Within the listing, how many lines include "Enter"? Please answer with a bare number.

Available records:
____
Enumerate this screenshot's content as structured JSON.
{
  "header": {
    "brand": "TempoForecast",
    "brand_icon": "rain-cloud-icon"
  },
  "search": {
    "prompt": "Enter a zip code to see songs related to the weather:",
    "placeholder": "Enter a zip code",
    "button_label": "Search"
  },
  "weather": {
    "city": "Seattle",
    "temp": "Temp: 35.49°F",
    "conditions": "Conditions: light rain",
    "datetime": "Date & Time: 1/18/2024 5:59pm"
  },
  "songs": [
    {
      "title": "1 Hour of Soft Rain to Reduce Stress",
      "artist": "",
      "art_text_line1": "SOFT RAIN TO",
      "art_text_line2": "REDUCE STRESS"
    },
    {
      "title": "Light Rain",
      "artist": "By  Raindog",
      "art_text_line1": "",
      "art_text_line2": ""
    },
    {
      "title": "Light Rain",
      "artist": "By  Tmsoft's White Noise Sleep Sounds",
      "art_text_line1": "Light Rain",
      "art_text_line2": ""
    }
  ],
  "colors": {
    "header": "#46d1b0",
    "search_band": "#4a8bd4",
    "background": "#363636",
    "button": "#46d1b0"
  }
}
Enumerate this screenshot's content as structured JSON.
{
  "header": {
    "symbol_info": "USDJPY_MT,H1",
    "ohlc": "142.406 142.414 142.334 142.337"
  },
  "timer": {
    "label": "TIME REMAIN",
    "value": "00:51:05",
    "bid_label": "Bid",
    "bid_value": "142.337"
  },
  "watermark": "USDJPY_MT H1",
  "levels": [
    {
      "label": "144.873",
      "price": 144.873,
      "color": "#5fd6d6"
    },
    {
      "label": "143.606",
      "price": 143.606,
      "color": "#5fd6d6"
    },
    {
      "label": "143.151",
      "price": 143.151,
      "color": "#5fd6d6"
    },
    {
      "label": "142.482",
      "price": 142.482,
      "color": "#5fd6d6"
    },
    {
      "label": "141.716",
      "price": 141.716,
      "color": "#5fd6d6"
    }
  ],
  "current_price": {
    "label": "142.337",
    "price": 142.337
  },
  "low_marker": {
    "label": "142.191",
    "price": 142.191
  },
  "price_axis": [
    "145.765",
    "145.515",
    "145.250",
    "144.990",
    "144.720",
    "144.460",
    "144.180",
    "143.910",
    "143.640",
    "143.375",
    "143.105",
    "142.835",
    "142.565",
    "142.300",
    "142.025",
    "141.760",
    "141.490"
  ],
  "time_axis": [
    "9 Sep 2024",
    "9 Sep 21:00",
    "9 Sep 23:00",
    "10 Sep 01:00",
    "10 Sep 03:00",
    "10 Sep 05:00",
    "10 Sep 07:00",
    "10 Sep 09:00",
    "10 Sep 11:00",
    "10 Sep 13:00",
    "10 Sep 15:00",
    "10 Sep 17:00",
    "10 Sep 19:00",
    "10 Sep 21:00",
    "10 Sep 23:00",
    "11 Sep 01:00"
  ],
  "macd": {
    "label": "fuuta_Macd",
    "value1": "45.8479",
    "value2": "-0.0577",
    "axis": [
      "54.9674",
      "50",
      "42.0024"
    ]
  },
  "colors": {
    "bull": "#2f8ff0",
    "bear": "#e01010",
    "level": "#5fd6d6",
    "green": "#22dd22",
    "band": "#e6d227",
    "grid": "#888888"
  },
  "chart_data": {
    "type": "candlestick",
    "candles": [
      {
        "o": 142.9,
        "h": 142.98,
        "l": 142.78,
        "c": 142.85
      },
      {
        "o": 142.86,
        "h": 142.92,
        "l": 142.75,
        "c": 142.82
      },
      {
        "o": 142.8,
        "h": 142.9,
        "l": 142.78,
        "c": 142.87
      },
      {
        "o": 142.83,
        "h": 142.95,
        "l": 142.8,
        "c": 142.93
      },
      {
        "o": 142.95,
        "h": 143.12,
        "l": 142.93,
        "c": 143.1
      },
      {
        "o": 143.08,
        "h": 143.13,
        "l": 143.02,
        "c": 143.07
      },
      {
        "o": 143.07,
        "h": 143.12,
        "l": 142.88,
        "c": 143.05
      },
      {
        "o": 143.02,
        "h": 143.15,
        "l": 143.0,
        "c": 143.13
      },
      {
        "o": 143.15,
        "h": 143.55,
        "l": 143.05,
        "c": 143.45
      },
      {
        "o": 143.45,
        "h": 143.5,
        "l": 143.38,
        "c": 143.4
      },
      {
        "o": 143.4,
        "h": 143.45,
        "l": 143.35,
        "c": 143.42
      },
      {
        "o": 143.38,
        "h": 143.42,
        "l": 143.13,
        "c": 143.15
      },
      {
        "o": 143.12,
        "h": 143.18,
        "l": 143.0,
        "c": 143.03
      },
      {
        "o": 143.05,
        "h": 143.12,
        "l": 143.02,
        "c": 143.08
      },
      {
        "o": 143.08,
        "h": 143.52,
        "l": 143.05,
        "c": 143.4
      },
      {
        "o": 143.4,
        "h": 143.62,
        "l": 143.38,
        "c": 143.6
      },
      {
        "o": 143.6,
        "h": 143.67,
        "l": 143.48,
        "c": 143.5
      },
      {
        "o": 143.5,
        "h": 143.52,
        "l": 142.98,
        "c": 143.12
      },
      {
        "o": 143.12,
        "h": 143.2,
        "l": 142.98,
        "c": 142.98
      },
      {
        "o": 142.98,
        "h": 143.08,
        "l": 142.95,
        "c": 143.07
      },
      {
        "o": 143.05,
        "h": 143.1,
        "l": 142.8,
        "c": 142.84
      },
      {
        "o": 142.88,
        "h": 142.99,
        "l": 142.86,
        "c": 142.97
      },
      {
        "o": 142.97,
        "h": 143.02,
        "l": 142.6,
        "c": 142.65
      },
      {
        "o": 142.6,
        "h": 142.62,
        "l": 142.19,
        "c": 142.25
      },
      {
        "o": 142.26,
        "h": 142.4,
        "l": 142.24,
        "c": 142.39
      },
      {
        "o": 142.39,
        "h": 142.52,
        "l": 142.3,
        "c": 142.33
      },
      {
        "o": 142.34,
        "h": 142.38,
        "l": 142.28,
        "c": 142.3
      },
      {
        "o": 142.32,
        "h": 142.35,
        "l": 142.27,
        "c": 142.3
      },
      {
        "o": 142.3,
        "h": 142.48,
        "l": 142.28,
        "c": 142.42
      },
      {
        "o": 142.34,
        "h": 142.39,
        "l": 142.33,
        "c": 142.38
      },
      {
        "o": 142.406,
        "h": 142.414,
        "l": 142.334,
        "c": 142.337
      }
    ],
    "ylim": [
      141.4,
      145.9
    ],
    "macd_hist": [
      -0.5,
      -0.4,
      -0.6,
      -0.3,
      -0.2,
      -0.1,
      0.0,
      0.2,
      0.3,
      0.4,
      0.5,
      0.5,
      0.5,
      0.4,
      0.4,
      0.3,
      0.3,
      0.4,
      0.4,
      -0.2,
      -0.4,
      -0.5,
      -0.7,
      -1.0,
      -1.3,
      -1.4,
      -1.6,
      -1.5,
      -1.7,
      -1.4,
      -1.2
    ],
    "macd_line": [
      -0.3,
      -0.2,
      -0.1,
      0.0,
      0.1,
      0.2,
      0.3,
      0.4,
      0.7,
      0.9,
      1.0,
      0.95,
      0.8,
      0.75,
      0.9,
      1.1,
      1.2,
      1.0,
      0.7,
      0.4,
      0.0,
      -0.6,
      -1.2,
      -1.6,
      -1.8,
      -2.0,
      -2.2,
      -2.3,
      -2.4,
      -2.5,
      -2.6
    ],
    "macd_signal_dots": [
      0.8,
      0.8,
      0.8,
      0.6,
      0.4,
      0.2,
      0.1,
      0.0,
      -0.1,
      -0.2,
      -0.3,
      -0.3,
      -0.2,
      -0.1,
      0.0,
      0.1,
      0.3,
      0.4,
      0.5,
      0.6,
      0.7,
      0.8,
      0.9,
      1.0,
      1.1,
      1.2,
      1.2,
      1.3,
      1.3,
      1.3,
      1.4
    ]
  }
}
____
Exercise response:
2